BLOOMINGTON, Minn. — The 14-month strike by 4,000 mechanics, cleaners and custodians at Northwest Airlines may end within 30 days if a majority of the workers, represented by the independent Aircraft Mechanics Fraternal Association, ratify a tentative agreement.

The deal, announced Oct. 9, won’t mean immediate jobs for the strikers, the union said. Instead, members will have the choice of going on layoff and possibly being recalled to a position in the future, or leaving the company and accepting 10 weeks’ worth of separation pay. Workers who crossed the picket line and new hires during the strike will keep their jobs under the terms of the proposed settlement.

AMFA, which ousted the Machinists at Northwest years before, took the workers out on strike rather than agree to $203 million in pay and benefits cuts the airline demanded before it went into bankruptcy last year.

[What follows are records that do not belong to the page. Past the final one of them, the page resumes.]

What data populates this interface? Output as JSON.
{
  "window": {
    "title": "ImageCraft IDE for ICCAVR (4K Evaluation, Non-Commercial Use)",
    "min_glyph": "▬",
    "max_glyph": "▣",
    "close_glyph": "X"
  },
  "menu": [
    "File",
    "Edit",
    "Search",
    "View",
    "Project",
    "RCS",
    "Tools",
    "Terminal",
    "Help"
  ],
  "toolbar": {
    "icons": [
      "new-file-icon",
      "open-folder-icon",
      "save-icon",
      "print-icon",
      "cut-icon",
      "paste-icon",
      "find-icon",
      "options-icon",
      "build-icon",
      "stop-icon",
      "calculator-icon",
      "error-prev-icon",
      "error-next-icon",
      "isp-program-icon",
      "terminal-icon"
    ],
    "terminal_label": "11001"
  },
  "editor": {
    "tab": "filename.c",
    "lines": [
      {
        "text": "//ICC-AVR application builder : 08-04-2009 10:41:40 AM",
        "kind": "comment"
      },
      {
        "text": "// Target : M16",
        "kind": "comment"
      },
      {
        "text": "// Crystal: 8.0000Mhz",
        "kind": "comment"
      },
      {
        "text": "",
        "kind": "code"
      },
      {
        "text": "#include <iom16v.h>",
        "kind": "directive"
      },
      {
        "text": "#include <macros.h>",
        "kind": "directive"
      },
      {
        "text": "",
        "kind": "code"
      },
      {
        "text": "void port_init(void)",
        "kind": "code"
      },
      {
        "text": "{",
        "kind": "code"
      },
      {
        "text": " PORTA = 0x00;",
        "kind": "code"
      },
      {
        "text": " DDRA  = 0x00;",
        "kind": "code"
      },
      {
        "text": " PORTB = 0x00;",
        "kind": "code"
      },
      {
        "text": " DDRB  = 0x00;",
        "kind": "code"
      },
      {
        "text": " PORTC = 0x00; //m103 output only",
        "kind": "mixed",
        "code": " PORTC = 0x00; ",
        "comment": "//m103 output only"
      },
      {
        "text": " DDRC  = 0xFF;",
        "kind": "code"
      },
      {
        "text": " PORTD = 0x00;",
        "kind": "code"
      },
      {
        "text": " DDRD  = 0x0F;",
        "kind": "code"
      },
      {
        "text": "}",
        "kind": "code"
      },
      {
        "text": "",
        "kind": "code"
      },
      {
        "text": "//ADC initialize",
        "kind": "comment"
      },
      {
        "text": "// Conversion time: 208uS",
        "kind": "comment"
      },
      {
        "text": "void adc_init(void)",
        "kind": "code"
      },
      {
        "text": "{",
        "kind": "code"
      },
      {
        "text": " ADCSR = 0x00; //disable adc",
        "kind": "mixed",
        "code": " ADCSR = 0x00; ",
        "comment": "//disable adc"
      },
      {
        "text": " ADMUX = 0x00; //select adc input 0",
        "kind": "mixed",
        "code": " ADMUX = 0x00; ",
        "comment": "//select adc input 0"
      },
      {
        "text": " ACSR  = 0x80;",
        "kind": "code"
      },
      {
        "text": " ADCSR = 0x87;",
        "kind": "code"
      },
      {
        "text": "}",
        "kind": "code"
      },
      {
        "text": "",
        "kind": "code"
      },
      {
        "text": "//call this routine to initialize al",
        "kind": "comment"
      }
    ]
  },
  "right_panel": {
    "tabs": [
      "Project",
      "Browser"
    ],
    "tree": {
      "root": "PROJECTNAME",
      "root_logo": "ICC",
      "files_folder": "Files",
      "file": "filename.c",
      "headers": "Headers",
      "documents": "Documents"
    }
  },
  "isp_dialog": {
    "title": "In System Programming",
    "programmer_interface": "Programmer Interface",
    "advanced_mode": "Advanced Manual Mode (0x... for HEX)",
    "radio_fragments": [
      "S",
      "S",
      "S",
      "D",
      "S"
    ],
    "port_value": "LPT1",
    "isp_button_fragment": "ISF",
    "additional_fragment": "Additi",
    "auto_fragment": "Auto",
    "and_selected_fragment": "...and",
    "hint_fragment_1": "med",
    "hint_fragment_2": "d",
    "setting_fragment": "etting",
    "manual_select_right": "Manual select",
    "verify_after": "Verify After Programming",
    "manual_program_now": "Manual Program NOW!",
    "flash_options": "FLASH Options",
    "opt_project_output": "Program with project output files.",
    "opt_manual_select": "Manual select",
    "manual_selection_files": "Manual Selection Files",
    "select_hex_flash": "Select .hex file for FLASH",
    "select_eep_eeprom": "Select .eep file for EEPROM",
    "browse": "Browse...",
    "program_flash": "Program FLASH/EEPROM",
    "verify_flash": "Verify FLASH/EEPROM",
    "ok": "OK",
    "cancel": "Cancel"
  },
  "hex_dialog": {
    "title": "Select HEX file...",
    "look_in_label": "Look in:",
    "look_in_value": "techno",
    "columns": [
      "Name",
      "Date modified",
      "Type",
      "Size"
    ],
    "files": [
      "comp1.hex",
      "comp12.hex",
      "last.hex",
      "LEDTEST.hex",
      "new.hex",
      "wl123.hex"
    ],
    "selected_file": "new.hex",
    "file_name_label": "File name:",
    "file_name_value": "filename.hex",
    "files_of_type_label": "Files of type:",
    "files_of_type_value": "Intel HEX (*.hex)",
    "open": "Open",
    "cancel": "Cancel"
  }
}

Details of the voting process have not been announced, but it is expected to occur within 30 days, AMFA said. “Ballot information will be sent to each member who is actively on strike status, but not to those who crossed the picket line or to members who previously resigned or retired,” it added. The deal runs through Dec. 31, 2011.

“I am convinced this is the best offer we could get. The membership will decide the future of our strike,” said AMFA Local 5 President Dennis Sutton on his Twin Cities-based local’s web site.

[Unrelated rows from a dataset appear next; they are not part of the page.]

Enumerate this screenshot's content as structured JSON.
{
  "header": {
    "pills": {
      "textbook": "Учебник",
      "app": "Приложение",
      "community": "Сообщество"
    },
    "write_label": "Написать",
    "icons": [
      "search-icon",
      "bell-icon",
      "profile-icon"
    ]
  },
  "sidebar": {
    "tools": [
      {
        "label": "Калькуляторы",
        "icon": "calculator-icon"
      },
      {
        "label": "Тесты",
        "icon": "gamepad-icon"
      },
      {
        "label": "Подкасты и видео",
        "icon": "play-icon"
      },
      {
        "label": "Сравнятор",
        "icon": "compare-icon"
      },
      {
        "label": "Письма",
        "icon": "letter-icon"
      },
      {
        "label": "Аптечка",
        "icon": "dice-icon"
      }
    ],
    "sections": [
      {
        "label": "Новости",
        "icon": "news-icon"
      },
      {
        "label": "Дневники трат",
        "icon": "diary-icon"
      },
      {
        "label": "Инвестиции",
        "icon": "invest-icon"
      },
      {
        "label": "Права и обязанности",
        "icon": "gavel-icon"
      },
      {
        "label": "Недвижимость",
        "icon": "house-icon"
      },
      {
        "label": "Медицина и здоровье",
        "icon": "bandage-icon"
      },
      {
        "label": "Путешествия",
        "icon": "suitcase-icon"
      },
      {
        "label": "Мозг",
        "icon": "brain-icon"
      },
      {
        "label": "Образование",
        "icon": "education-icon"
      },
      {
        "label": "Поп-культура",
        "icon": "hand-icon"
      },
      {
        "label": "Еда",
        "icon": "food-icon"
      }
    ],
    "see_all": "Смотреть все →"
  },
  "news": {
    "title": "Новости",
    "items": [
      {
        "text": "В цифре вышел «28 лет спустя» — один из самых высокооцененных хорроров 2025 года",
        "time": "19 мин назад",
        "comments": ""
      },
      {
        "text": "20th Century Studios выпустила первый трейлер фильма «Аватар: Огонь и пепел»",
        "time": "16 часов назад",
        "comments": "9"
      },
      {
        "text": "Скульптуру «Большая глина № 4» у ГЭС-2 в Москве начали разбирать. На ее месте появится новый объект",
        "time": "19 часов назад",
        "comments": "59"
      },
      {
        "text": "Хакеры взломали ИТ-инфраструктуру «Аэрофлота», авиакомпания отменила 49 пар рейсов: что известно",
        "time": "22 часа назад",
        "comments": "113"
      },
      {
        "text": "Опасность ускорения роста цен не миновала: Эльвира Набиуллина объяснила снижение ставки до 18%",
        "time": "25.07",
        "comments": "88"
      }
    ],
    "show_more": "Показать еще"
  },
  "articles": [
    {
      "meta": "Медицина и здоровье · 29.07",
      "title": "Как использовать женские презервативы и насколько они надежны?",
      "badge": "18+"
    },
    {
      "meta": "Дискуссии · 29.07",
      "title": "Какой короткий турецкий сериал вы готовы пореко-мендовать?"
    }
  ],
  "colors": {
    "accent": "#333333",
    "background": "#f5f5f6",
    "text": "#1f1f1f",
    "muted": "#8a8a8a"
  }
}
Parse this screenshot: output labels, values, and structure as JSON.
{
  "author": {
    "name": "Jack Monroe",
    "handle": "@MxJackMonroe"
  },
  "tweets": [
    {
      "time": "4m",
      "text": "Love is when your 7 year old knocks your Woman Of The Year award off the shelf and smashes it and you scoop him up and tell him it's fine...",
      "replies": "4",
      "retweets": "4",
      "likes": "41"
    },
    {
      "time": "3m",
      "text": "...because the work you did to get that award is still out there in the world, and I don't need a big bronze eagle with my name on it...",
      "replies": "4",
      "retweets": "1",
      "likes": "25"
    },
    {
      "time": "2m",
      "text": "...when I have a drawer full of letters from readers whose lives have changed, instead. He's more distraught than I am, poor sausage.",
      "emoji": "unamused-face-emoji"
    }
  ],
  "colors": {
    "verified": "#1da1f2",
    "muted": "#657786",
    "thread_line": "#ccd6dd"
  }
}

All provisions in the settlement are subject to changes by a bankruptcy court. Northwest has been in bankruptcy since Sept. 14, 2005, about a month after the strike began. The airline has demanded a series of concessions from all employee groups, including pilots, flight attendants and ground workers.

This summer, AMFA estimated 3,551 members remained on strike, 306 crossed the picket line and returned to work, 328 had retired and 184 had resigned.

The strikers got a small boost last month when the Minnesota Court of Appeals overruled the state and said the striking Northwest workers there are entitled to jobless benefits. It said the 25 percent pay cuts demanded by the airline constituted “a constructive lockout,” thus entitling the workers to benefits.

Will the proposed settlement be ratified? In an unscientific poll conducted on AMFA Local 33’s web site, 55 percent of respondents say no, 33 percent say yes and 12 percent have “no idea.”

— Workday Minnesota



Barb Kucera
Barb Kucera

Barb Kucera was editor of Workday Minnesota. She served for 6 years as director of the Labor Education Service, which publishes Workday. Kucera has degrees in journalism and industrial relations and a background in communications, including as editor of The Union Advocate. She is an associate member of the Minnesota Newspaper and Communications Guild/CWA Local 37002.